AP Photo/Lennox McLendon
Cher wins Best Actress for her role in "Moonstruck" at the Academy Awards (April 12, 1988).
Cher not dead, repeat, Cher not dead.
Research be damned and hoaxes denied, Kim Kardashian picked up the seductively rotten scent of a celebrity death rumor last night and passed it on like a socially transmitted disease to her 12 million Twitter followers.
Over-sharing to the tune of three communiqués about the singer's questionable life status, the unverified masses threw nailpolish remover on the plastic fire, trending toxic fumes around the globe.
Gypsys, tramps, and thieves were all relieved in the digital wake of this old fashioned rumor to learn that the multi-award winning icon was a-OK.
Bright side?
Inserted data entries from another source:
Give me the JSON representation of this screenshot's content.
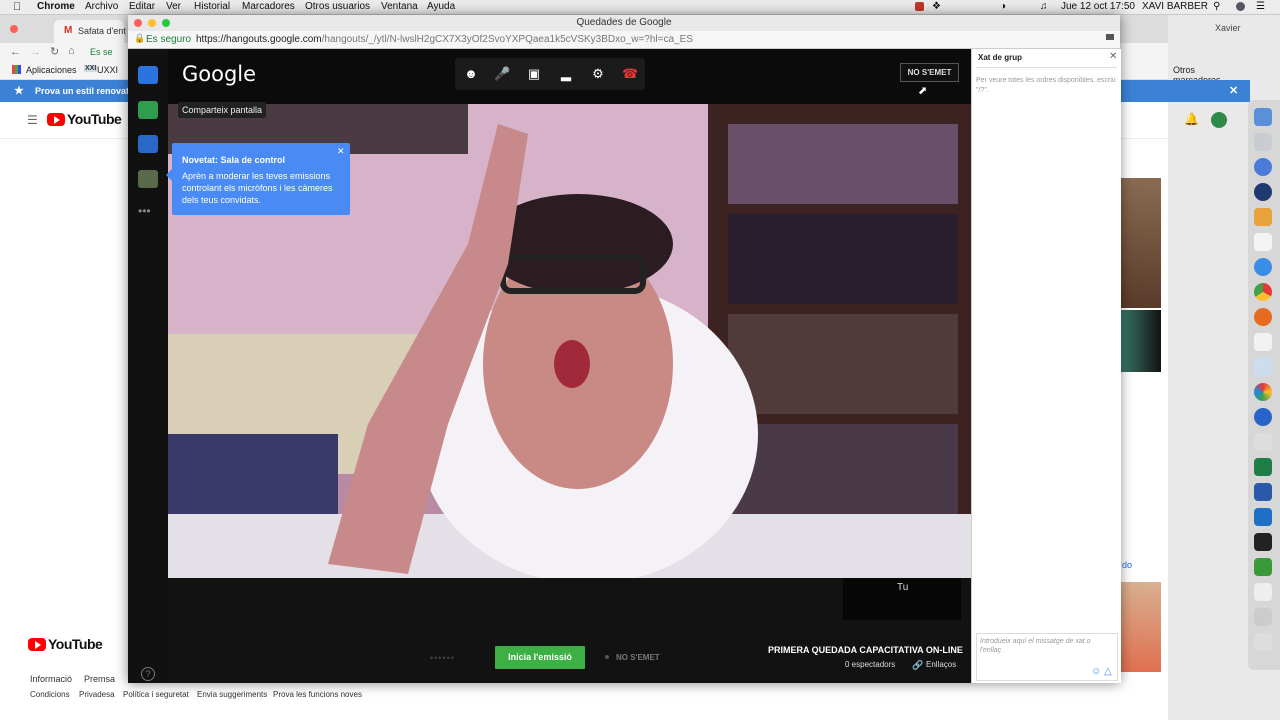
{
  "menubar": {
    "app": "Chrome",
    "items": [
      "Archivo",
      "Editar",
      "Ver",
      "Historial",
      "Marcadores",
      "Otros usuarios",
      "Ventana",
      "Ayuda"
    ],
    "datetime": "Jue 12 oct  17:50",
    "user": "XAVI BARBER"
  },
  "bg_browser": {
    "tab_label": "Safata d'ent",
    "profile": "Xavier",
    "addr_secure": "Es se",
    "bookmarks": [
      "Aplicaciones",
      "UXXI"
    ],
    "other_bookmarks": "Otros marcadores",
    "banner": "Prova un estil renovat",
    "youtube_logo": "YouTube",
    "footer_items": [
      "Informació",
      "Premsa"
    ],
    "footer_links": [
      "Condicions",
      "Privadesa",
      "Política i seguretat",
      "Envia suggeriments",
      "Prova les funcions noves"
    ],
    "side_link": "do"
  },
  "hangout": {
    "window_title": "Quedades de Google",
    "secure_label": "Es seguro",
    "url_host": "https://hangouts.google.com",
    "url_rest": "/hangouts/_/ytl/N-lwslH2gCX7X3yOf2SvoYXPQaea1k5cVSKy3BDxo_w=?hl=ca_ES",
    "logo": "Google",
    "no_emet": "NO S'EMET",
    "share_tooltip": "Comparteix pantalla",
    "promo": {
      "title": "Novetat: Sala de control",
      "body": "Aprèn a moderar les teves emissions controlant els micròfons i les càmeres dels teus convidats."
    },
    "self_label": "Tu",
    "start_button": "Inicia l'emissió",
    "status": "NO S'EMET",
    "event_title": "PRIMERA QUEDADA CAPACITATIVA ON-LINE",
    "viewers": "0 espectadors",
    "links": "Enllaços"
  },
  "chat": {
    "title": "Xat de grup",
    "hint": "Per veure totes les ordres disponibles, escriu \"/?\".",
    "placeholder": "Introdueix aquí el missatge de xat o l'enllaç"
  },
  "colors": {
    "promo_blue": "#4a8af4",
    "start_green": "#3cb044",
    "hangup_red": "#e53935"
  }
}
A somewhat relevant reason now exists for posting Cher's "Hell on Wheels" video.
Looking remarkably like a beer commercial, this early music video features the singer in zebra spandex outrunning a big rig on her roller skates.
Kim Kardashian, 72 days into her marriage and less than a month after her $10 million wedding aired on cable TV, has filed for divorce from her basketball-playing New Jersey Nets husband Kris Humphries.
I'm not someone who's followed the minutiae of the Kardashian lifestyle spread out over a dozen (or at least that's what it feels like) TV series, but as a comic book fan, I did see a story this weekend that caught my eye. She dressed up as a Batman supervillain for a Halloween party!
And not even a major villain. It was B- or potentially C-list Batman villain Poison Ivy. She's been depicted in a Batman movie, yes, but it was the Joel Schumacher-directed debacle "Batman & Robin," a movie which Schumacher has even apologized for and has thankfully been largely forgotten.
For those of you who don't know Poison Ivy, she's a plant-based comic book character who, in the last couple decades, has been revised to become an ecoterrorist, putting plants above human life with dangerous results Batman (and his faithful sidekicks) are forced to deal with. She's become an antihero in recent years, sometimes fighting greater evils and being depicted as not always being the one in the wrong.